Exercise
Show every line from the entries that follow which holds the word "Identity".

Source information
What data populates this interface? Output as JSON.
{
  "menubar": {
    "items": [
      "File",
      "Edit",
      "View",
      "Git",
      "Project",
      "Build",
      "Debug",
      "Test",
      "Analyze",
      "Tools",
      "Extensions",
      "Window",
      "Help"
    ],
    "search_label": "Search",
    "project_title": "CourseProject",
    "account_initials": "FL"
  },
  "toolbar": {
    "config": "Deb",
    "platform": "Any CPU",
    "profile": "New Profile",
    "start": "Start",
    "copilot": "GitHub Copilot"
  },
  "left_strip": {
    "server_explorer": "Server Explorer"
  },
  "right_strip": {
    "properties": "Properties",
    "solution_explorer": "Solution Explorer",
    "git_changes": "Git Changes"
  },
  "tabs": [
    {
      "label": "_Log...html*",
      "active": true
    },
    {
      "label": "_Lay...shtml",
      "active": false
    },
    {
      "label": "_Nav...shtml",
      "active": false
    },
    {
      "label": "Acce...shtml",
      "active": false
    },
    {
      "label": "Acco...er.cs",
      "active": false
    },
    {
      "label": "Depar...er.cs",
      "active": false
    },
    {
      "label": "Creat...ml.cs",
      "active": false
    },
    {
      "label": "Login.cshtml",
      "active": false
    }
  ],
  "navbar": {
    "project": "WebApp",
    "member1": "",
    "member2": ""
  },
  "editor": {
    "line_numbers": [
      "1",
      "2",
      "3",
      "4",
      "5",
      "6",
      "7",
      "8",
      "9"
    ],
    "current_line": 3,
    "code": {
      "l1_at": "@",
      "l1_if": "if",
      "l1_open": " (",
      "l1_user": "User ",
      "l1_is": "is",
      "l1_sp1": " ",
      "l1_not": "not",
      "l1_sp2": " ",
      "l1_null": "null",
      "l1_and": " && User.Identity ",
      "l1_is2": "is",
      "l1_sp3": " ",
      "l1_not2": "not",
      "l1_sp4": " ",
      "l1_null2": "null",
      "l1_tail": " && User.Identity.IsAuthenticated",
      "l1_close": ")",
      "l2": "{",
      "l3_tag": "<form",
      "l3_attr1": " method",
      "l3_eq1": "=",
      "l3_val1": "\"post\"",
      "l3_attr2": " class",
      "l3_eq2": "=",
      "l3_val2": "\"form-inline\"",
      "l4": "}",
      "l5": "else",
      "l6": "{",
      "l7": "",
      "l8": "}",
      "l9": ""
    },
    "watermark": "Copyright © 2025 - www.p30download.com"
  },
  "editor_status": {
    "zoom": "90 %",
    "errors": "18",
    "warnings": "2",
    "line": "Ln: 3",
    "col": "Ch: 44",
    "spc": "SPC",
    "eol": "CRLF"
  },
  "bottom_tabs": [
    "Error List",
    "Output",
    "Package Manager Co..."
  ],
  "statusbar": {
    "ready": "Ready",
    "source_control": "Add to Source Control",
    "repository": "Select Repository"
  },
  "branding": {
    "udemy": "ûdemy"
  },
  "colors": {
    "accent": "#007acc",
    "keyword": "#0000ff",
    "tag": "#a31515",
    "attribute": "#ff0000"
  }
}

Expected output
      "l1_and": " && User.Identity ",
      "l1_tail": " && User.Identity.IsAuthenticated",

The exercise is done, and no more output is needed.